The various kinds of religion that still prevail, the pagan, Mahometan, Jewish, papal, or Protestant, may form the exteriors of man according to their respective models; but where is the man amongst them, save the true believer in Jesus, that overcometh the world? Men may cease from particular evils, and assume a very different character; may lay aside their drunkenness, blasphemies, or debaucheries, and take up with a kind of monkish austerity, and yet all may amount to nothing more than an exchange of vices. The lusts of the flesh will on many occasions give place to those of the mind; but to overcome the world is another thing. By embracing the doctrine of the cross, to feel not merely a dread of the consequences of sin, but a holy abhorrence of its nature—and, by conversing with invisible realities, to become regardless of the best, and fearless of the worst, that this world has to dispense—this is the effect of genuine Christianity, and this is a standing proof of its Divine original. . . . this is true religion.

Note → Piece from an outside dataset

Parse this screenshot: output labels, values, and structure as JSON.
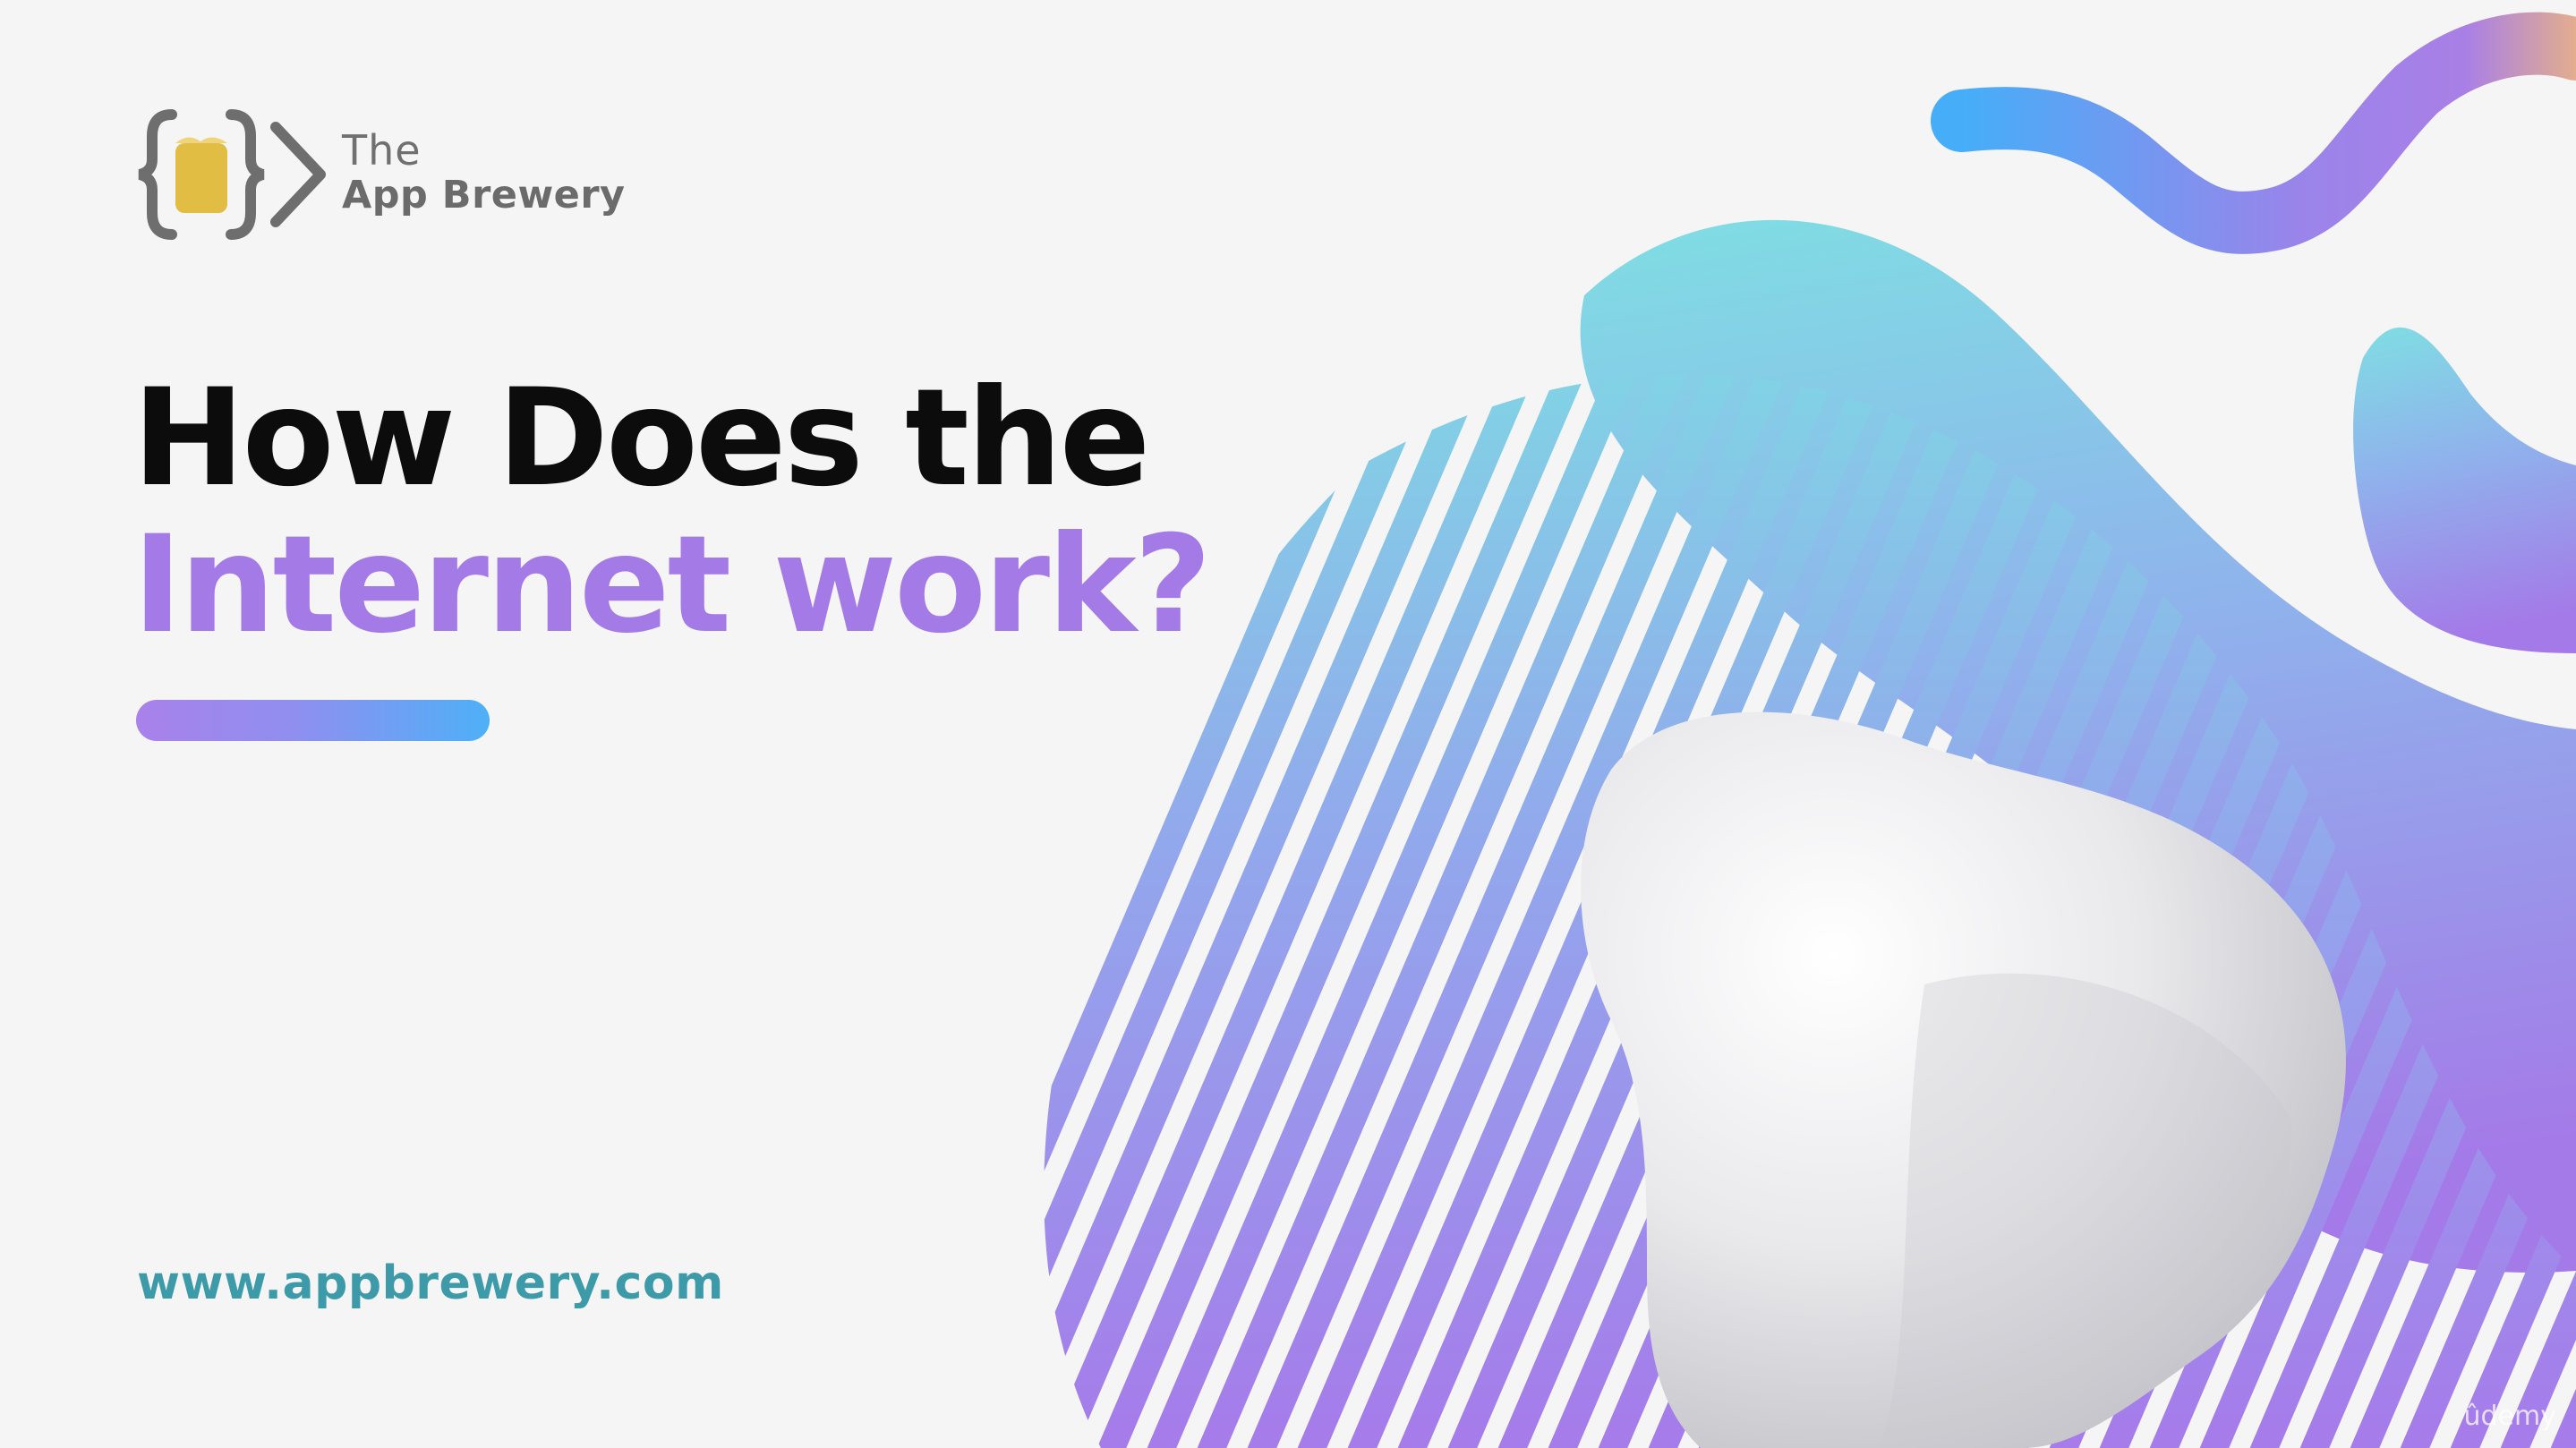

A little religion, it has been justly said, will make us miserable; but a great deal will make us happy. The one will do little more than keep the conscience alive, while our numerous defects and inconsistencies are perpetually furnishing it with materials to scourge us: the other keeps the heart alive, and leads us to drink deep at the fountain of joy. Hence it is, in a great degree, that so much of the spirit of bondage, and so little of the Spirit of adoption, prevails among Christians. Religious enjoyments with us are rather occasional, than habitual; or if in some instances it be otherwise, we are ready to suspect that it is supported in part by the strange fire of enthusiasm, and not by the pure flame of Scriptural devotion. But in Mr. Pearce, we saw a devotion ardent, steady, pure, and persevering: kindled, as we may say, at the altar of God, like the fire of the temple, it went not out by night nor by day. He seemed to have learnt that heavenly art, so conspicuous among the primitive Christians, of converting everything he met with into materials for love, and joy, and praise.

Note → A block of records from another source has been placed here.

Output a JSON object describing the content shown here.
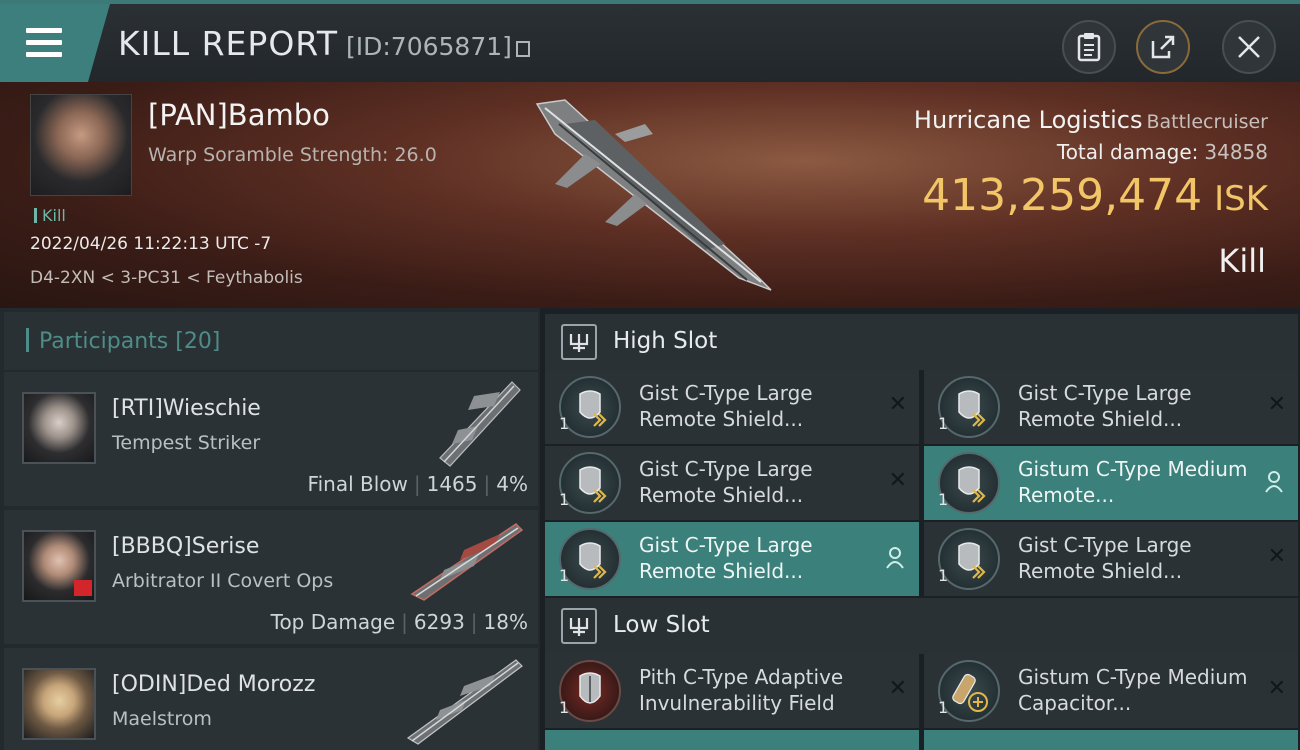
{
  "header": {
    "title": "KILL REPORT",
    "report_id": "[ID:7065871]",
    "menu_icon": "hamburger-icon",
    "buttons": [
      {
        "name": "clipboard-icon"
      },
      {
        "name": "share-icon"
      },
      {
        "name": "close-icon"
      }
    ]
  },
  "victim": {
    "pilot": "[PAN]Bambo",
    "warp_scramble": "Warp Soramble Strength: 26.0",
    "kill_tag": "Kill",
    "time": "2022/04/26 11:22:13 UTC -7",
    "location": "D4-2XN < 3-PC31 < Feythabolis",
    "ship": "Hurricane Logistics",
    "ship_class": "Battlecruiser",
    "total_damage_label": "Total damage:",
    "total_damage": "34858",
    "isk_value": "413,259,474",
    "isk_unit": "ISK",
    "result": "Kill"
  },
  "participants": {
    "title": "Participants",
    "count": "[20]",
    "rows": [
      {
        "name": "[RTI]Wieschie",
        "ship": "Tempest Striker",
        "tag": "Final Blow",
        "damage": "1465",
        "percent": "4%"
      },
      {
        "name": "[BBBQ]Serise",
        "ship": "Arbitrator II Covert Ops",
        "tag": "Top Damage",
        "damage": "6293",
        "percent": "18%"
      },
      {
        "name": "[ODIN]Ded Morozz",
        "ship": "Maelstrom",
        "tag": "",
        "damage": "",
        "percent": ""
      }
    ]
  },
  "high_slot": {
    "title": "High Slot",
    "modules": [
      {
        "name": "Gist C-Type Large Remote Shield...",
        "qty": "1",
        "status": "destroyed"
      },
      {
        "name": "Gist C-Type Large Remote Shield...",
        "qty": "1",
        "status": "destroyed"
      },
      {
        "name": "Gist C-Type Large Remote Shield...",
        "qty": "1",
        "status": "destroyed"
      },
      {
        "name": "Gistum C-Type Medium Remote...",
        "qty": "1",
        "status": "dropped"
      },
      {
        "name": "Gist C-Type Large Remote Shield...",
        "qty": "1",
        "status": "dropped"
      },
      {
        "name": "Gist C-Type Large Remote Shield...",
        "qty": "1",
        "status": "destroyed"
      }
    ]
  },
  "low_slot": {
    "title": "Low Slot",
    "modules": [
      {
        "name": "Pith C-Type Adaptive Invulnerability Field",
        "qty": "1",
        "status": "destroyed"
      },
      {
        "name": "Gistum C-Type Medium Capacitor...",
        "qty": "1",
        "status": "destroyed"
      }
    ]
  },
  "colors": {
    "accent": "#3d7f7c",
    "isk": "#f2c566",
    "panel": "#2b3236"
  }
}
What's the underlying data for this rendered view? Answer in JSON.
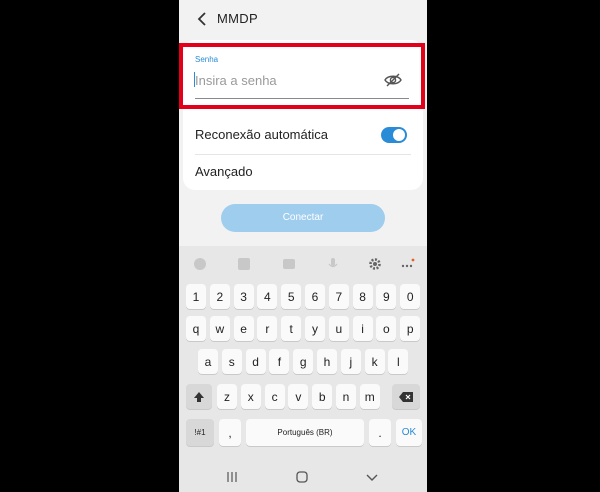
{
  "header": {
    "title": "MMDP"
  },
  "password": {
    "label": "Senha",
    "placeholder": "Insira a senha",
    "value": ""
  },
  "settings": {
    "reconnect_label": "Reconexão automática",
    "reconnect_on": true,
    "advanced_label": "Avançado"
  },
  "connect_label": "Conectar",
  "keyboard": {
    "row_numbers": [
      "1",
      "2",
      "3",
      "4",
      "5",
      "6",
      "7",
      "8",
      "9",
      "0"
    ],
    "row_q": [
      "q",
      "w",
      "e",
      "r",
      "t",
      "y",
      "u",
      "i",
      "o",
      "p"
    ],
    "row_a": [
      "a",
      "s",
      "d",
      "f",
      "g",
      "h",
      "j",
      "k",
      "l"
    ],
    "row_z": [
      "z",
      "x",
      "c",
      "v",
      "b",
      "n",
      "m"
    ],
    "symbols_label": "!#1",
    "comma_label": ",",
    "space_label": "Português (BR)",
    "period_label": ".",
    "ok_label": "OK"
  },
  "colors": {
    "accent": "#2a8bd6",
    "highlight_border": "#e3001b",
    "connect_disabled": "#9fcdee"
  }
}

And, Fuller on true greatness:
. . . the way to true excellence is not to affect eccentricity, nor to aspire after the performance of a few splendid actions; but to fill up our lives with a sober, modest, sincere, affectionate, assiduous, and uniform conduct.
Thank you, Dr Haykin. Ready for more when you are!

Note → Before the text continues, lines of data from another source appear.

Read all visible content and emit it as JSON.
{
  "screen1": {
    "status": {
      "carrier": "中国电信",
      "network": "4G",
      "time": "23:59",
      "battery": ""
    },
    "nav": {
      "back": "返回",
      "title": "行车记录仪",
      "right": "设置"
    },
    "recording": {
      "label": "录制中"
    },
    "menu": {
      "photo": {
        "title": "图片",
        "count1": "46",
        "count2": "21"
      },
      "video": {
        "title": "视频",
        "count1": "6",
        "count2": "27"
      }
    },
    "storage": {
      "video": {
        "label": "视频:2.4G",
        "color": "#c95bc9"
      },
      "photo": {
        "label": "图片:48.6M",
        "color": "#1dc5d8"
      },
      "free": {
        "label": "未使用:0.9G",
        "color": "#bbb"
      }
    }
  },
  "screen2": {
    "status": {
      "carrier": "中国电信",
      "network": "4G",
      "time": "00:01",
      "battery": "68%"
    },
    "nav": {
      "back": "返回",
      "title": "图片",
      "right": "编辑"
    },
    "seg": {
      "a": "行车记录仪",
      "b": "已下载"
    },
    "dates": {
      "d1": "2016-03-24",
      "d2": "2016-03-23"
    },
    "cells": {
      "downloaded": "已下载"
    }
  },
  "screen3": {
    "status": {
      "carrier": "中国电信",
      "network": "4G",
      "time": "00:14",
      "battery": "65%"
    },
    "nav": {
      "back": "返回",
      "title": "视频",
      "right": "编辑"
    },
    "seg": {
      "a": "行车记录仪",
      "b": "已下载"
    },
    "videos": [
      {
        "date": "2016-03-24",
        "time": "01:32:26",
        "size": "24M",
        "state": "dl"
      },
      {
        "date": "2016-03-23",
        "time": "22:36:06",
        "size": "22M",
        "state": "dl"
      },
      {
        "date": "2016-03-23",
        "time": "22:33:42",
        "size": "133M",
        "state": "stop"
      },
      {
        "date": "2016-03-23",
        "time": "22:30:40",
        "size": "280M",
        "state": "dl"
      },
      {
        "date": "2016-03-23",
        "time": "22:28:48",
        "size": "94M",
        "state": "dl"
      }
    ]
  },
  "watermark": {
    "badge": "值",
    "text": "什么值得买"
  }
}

The PyroManiacs have posted this great little nugget from C. H. Spurgeon. It comes from “The Weaned Child,” an undated sermon delivered at the Metropolitan Tabernacle and published in 1875.
“Oh, but really one ought to be acquainted with all the phases of modern doubt.”
Yes, and how many hours in a day ought a man to give to that kind of thing? Twenty-five out of the twenty-four would hardly be sufficient, for the phases of modern thought are innumerable, and every fool who sets up for a philosopher sets up a new scheme; and I am to spend my time in going about to knock his cardhouses over?
Not I! I have something else to do; and so has every Christian minister. He has real doubts to deal with, which vex true hearts; he has anxieties to relieve in converted souls, and in minds that are pining after the truth and the right; he has these to meet, without everlastingly tilting at windmills, and running all over the country to put down every scarecrow which learned simpletons may set up.
We shall soon defile ourselves if we work day after day in the common sewers of scepticism. Brethren, there is a certain highway of truth in which you and I, like wayfaring men, feel ourselves safe, let us travel thereon.